Getting a graduate job in investment banking is arguably tougher than ever. Anyone securing a position now needs to have internship experience, gleaming extra-curricular activities, impeccable academics and the seemingly elusive characteristics of passion, commitment and enthusiasm.
It helps to have an edge, but undertaking a Masters in Finance qualification in order to boost your technical knowledge is an expensive investment. Top schools charge upwards of £20k ($32k), and this is before the cost of living is factored in.
Is it really worth it if you have ambitions to work in investment banking? Our analysis of the class of 2013 at top banks like Goldman Sachs, Barclays and Royal Bank of Scotland suggests that only a small proportion of those gaining a place on investment banks’ graduate schemes possess a financial Masters degree.
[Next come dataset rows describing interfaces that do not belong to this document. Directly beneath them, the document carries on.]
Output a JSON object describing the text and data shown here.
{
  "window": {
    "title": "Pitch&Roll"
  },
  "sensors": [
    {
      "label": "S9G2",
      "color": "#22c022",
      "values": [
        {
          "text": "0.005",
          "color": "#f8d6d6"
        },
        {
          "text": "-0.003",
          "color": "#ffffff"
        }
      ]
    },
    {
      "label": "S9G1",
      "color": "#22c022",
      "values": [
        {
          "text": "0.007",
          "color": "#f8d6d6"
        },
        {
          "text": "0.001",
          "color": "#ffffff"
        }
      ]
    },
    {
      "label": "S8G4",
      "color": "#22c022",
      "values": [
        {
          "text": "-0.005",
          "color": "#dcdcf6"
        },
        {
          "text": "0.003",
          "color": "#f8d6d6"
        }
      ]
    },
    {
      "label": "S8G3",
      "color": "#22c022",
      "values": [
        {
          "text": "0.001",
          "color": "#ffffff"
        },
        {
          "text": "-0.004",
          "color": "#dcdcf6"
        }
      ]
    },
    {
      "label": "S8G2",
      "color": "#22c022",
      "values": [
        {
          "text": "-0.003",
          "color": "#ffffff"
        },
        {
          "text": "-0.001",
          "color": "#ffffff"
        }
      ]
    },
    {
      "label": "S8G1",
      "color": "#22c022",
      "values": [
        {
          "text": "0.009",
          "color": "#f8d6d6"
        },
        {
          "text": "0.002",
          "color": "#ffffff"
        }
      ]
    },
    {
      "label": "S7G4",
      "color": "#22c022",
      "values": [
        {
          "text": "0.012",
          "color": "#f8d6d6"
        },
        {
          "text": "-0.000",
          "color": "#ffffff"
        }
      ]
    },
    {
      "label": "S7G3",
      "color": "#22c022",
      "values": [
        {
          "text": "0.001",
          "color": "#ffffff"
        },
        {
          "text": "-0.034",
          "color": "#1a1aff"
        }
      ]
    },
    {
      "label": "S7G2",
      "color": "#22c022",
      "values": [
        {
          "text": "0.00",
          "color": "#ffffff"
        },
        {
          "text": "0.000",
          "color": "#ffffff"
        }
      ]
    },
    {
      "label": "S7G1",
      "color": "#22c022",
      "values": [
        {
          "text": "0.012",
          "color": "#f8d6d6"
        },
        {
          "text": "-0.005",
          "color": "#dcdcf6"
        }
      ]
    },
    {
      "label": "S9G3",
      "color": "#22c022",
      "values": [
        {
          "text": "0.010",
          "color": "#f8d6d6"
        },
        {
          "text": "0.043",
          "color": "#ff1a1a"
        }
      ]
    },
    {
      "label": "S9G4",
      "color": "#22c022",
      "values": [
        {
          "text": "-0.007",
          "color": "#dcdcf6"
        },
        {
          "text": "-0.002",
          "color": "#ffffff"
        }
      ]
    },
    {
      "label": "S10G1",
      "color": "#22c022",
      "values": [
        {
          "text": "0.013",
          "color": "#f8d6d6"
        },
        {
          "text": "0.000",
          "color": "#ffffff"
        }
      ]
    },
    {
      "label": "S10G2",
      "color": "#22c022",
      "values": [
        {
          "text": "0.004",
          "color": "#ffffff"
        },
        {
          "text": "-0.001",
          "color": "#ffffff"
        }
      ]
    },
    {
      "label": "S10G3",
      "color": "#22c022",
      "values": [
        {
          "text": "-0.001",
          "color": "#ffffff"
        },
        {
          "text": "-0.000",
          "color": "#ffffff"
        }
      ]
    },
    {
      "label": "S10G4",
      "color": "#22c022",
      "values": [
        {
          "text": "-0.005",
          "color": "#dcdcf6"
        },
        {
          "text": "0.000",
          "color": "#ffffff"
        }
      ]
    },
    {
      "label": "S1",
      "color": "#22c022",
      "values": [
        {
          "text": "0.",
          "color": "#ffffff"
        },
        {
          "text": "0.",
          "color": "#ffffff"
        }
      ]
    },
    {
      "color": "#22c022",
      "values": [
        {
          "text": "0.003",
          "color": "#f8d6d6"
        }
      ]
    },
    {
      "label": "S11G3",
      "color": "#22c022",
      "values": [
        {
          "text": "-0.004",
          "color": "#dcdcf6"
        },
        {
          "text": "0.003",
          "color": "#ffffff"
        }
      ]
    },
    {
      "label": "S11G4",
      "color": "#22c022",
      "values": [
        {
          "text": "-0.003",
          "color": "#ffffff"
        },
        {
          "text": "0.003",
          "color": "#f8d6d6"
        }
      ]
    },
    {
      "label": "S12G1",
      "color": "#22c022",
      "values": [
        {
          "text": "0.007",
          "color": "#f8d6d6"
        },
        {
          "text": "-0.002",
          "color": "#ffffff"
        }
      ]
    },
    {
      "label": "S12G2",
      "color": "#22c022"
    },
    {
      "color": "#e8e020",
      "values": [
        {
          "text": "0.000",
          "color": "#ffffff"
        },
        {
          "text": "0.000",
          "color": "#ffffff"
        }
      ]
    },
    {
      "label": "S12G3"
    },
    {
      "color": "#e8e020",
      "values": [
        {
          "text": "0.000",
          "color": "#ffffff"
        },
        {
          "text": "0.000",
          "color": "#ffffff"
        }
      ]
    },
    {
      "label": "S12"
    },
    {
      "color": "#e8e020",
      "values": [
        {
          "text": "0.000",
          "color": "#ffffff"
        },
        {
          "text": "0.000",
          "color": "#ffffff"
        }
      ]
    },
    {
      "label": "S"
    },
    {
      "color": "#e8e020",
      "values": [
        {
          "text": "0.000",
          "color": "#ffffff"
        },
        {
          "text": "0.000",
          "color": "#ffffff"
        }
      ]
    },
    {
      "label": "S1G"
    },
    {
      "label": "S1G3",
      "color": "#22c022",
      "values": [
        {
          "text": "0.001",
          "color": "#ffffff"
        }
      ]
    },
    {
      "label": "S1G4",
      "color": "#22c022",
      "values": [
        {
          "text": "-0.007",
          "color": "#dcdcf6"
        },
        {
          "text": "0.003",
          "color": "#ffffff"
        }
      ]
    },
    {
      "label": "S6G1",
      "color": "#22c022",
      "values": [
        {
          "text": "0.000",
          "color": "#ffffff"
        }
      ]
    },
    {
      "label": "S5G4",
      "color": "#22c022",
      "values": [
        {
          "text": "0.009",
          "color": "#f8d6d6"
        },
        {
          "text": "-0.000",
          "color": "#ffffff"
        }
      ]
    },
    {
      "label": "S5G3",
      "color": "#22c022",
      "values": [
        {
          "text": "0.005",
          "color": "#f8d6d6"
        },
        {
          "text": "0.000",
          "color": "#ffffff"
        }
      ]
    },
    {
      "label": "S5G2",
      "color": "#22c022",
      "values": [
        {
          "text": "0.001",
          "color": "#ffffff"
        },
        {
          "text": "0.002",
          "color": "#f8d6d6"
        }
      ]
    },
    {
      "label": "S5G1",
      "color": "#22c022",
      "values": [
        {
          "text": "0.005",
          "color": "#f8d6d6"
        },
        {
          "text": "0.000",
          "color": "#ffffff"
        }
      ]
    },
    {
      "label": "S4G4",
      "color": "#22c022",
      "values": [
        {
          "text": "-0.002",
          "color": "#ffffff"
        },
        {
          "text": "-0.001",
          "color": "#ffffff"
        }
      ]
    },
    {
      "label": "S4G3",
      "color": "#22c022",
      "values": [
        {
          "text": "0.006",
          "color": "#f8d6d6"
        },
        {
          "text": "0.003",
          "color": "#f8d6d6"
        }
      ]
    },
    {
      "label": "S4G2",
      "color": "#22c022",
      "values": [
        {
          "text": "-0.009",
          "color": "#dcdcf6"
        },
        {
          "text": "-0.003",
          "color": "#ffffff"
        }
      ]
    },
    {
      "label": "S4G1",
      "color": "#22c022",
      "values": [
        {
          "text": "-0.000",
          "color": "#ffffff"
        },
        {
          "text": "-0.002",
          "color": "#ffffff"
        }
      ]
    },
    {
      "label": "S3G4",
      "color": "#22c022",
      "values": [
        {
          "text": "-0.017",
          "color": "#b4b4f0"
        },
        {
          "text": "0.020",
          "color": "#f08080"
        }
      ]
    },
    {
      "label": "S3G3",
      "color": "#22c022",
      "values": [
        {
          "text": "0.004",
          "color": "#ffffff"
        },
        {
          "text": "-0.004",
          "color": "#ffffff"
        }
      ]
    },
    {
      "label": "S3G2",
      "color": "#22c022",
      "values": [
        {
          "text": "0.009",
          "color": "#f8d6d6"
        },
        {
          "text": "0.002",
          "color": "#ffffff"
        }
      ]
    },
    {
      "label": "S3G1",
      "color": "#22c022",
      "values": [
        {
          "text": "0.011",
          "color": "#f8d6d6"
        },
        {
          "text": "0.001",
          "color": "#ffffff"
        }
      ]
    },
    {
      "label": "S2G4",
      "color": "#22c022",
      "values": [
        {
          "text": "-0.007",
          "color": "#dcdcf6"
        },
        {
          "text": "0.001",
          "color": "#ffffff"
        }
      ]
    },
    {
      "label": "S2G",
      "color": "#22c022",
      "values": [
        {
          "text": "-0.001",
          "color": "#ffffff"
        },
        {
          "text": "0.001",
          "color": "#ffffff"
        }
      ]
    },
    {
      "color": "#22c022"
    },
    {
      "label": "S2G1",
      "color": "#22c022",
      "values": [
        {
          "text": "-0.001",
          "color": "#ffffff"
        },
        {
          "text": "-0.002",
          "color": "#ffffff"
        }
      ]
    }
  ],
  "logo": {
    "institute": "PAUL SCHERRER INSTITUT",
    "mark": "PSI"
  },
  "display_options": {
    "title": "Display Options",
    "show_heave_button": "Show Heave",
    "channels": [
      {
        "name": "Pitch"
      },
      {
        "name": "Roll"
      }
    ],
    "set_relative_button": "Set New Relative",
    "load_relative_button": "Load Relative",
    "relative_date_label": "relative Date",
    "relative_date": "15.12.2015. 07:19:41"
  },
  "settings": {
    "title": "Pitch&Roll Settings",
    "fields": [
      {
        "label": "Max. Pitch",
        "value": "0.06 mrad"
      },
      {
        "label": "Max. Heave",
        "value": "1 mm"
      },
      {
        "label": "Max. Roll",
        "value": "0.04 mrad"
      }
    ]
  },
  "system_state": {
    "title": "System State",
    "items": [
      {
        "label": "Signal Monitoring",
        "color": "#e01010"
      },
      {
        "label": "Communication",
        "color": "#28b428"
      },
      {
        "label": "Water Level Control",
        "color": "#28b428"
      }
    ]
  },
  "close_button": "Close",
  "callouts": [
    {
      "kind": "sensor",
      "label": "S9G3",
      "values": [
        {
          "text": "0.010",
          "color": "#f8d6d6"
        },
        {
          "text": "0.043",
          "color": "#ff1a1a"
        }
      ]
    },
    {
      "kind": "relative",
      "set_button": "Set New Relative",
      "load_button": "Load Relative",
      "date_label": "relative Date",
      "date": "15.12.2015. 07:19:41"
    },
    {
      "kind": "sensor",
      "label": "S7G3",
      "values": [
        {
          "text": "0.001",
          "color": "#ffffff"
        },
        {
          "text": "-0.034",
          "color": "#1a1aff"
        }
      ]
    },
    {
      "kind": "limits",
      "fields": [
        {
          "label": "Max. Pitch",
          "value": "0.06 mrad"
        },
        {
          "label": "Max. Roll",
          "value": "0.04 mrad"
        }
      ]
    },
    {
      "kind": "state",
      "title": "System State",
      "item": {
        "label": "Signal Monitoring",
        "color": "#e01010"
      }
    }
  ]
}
However, we wanted to test which schools offering financial Masters degrees were most favoured by the large investment banks. By analysing the eFinancialCareers CV database, which encompasses around 1.2m resumes of financial professionals globally, we’ve come up with the rankings below.
The league table is based on the proportion of people with finance-focused Masters degrees in our system who have gone on to secure a ‘front office’ investment banking job upon graduation. This means those who have moved into corporate finance, capital markets, sales and trading or equity research. Since the rankings are simply based upon individuals’ moves upon graduation, we’ve included both pre-experience courses (which make up the majority) as well as the small number that recommend students have industry experience before undertaking them.
We’ve allocated a greater weighting to those gaining a position in a tier one investment bank (Bank of America Merrill Lynch, Citi, Deutsche Bank, Goldman Sachs, J.P. Morgan and Morgan Stanley), followed by tier two banks (Barclays, Credit Suisse, UBS) and finally tier three institutions (BNP Paribas, HSBC, Nomura, Royal Bank of Scotland and SocGen) and, together with the proportion of people securing a job, have assigned a score to each college. We’ve also broken out the data to show the proportion of graduates gaining roles within the different tiers of investment bank.
We don’t claim that this ranking is perfect, but it gives you an idea of the chances of securing a full-time job if you choose to shell out on an expensive Masters degree.
There are a few of points worth noting on the rankings. Firstly, the reason that the University of St Gallen’s course comes in third is predominantly down to the fact that so many graduates are hired by the Swiss banks – 54% of those working in investment banking from this school secured roles at either Credit Suisse or UBS. This, combined with a small proportion working in tier three institutions, has worked in its favour. A similar regional bias is present at the French universities – graduates of which ended up in predominantly in either SocGen or BNP Paribas. As our rankings give less precedence to the French banks, this has impacted these schools’ position, particularly at Skema Business School, where 79% of graduates on our database ended up in ‘tier three’ banks.